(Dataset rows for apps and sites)
========================
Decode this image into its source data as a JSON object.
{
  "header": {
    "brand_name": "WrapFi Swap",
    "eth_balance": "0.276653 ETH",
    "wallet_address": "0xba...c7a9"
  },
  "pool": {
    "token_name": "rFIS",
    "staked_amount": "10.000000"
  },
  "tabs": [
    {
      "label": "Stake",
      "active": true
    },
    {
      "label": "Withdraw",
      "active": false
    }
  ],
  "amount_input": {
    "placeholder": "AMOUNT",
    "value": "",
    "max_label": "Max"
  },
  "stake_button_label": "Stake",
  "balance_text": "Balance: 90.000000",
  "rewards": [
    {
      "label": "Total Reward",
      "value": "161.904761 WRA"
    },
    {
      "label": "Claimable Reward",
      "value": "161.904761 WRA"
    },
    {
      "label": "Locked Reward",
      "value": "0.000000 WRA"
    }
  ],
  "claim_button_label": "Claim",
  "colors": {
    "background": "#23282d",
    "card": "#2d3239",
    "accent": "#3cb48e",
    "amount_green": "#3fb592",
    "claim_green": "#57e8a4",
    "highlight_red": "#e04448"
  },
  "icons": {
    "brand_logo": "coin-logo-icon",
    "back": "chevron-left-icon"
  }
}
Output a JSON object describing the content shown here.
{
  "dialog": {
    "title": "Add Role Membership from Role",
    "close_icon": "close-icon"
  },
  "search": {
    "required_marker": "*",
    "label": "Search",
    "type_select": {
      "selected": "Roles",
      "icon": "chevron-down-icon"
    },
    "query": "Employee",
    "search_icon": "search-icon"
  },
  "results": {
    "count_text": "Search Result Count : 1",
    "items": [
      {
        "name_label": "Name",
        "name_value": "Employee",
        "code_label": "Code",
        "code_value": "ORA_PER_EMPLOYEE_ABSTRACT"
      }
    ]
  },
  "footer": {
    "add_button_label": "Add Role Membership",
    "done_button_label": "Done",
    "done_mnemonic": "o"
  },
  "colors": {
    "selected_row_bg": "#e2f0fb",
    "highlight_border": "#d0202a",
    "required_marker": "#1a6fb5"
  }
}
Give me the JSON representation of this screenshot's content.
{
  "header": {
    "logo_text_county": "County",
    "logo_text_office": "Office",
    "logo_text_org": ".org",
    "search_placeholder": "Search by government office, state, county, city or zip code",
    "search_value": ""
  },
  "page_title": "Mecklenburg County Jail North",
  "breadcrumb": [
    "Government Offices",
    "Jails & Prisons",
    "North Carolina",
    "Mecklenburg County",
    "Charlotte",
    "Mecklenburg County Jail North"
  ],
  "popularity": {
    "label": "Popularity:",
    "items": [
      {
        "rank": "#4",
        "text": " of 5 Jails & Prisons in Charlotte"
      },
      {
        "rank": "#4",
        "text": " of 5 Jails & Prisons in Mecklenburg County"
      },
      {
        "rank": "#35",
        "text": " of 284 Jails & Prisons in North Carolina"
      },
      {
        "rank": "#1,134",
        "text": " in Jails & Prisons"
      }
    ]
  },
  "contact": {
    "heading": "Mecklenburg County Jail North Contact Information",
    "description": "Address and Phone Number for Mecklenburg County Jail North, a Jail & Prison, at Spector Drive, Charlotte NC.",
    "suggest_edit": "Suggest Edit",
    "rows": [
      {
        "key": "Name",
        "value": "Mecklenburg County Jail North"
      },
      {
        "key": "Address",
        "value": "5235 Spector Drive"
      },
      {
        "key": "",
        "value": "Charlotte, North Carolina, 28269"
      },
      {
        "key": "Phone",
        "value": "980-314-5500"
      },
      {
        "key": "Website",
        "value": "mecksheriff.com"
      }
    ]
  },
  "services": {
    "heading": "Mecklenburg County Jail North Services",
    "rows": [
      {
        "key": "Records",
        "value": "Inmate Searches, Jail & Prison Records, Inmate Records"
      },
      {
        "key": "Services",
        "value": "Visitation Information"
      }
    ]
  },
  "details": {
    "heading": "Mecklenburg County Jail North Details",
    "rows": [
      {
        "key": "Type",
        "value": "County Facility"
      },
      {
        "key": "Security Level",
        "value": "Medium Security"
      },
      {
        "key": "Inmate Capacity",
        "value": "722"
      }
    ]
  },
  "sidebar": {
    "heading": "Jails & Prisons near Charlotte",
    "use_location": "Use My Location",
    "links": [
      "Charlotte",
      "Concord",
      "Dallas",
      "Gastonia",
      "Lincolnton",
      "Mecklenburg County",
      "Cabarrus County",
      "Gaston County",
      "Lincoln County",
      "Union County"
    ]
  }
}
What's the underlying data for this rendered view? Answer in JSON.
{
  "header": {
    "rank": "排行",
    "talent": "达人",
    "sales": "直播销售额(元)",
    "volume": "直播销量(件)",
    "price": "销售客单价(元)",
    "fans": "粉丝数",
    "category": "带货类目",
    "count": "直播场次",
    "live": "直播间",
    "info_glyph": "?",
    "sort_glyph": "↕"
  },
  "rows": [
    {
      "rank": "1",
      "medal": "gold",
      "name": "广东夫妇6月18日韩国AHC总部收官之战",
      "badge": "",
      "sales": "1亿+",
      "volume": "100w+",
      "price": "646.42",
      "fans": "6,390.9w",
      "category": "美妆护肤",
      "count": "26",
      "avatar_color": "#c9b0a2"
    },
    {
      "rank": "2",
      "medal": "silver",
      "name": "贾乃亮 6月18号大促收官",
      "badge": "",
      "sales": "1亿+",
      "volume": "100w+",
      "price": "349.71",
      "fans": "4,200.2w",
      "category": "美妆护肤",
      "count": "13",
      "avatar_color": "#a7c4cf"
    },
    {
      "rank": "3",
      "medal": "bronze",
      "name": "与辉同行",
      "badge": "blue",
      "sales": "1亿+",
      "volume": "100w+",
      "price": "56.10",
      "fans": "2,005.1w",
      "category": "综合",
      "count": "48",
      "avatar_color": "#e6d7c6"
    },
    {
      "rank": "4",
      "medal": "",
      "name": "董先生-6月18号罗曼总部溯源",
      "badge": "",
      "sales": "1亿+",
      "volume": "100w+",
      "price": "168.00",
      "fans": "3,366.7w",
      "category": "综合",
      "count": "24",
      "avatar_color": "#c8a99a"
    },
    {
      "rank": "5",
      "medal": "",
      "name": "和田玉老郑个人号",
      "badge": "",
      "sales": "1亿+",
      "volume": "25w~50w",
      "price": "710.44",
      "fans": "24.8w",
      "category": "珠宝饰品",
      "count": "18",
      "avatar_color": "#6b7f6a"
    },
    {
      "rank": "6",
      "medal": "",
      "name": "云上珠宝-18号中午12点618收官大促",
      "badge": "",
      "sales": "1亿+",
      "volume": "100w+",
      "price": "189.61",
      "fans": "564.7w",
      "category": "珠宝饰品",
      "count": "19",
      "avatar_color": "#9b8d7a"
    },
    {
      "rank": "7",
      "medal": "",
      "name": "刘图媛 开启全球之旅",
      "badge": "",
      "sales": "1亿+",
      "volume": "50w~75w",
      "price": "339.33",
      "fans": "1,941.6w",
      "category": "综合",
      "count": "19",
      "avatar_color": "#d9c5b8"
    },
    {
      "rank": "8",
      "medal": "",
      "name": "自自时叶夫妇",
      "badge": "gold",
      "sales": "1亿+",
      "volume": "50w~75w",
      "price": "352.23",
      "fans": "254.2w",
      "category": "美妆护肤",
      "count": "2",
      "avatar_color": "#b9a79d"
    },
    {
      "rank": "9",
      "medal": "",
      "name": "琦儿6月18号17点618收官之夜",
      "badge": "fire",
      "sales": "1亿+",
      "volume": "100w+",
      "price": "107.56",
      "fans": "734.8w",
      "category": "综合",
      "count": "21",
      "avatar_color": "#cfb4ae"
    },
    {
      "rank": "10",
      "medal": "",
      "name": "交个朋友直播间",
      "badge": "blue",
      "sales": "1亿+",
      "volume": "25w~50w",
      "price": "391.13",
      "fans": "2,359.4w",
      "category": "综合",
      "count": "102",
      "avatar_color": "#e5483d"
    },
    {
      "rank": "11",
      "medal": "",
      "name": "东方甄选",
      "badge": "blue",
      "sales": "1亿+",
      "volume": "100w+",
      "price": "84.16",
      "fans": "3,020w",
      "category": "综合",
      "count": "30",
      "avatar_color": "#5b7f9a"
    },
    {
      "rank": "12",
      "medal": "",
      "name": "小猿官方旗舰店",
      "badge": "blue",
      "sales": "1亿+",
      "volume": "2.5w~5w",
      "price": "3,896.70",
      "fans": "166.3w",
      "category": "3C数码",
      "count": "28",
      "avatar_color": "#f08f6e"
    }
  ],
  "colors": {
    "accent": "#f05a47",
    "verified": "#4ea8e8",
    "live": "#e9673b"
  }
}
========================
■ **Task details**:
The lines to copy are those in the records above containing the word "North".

■ **Written response**:
  "page_title": "Mecklenburg County Jail North",
    "North Carolina",
    "Mecklenburg County Jail North"
        "text": " of 284 Jails & Prisons in North Carolina"
    "heading": "Mecklenburg County Jail North Contact Information",
    "description": "Address and Phone Number for Mecklenburg County Jail North, a Jail & Prison, at Spector Drive, Charlotte NC.",
        "value": "Mecklenburg County Jail North"
        "value": "Charlotte, North Carolina, 28269"
    "heading": "Mecklenburg County Jail North Services",
    "heading": "Mecklenburg County Jail North Details",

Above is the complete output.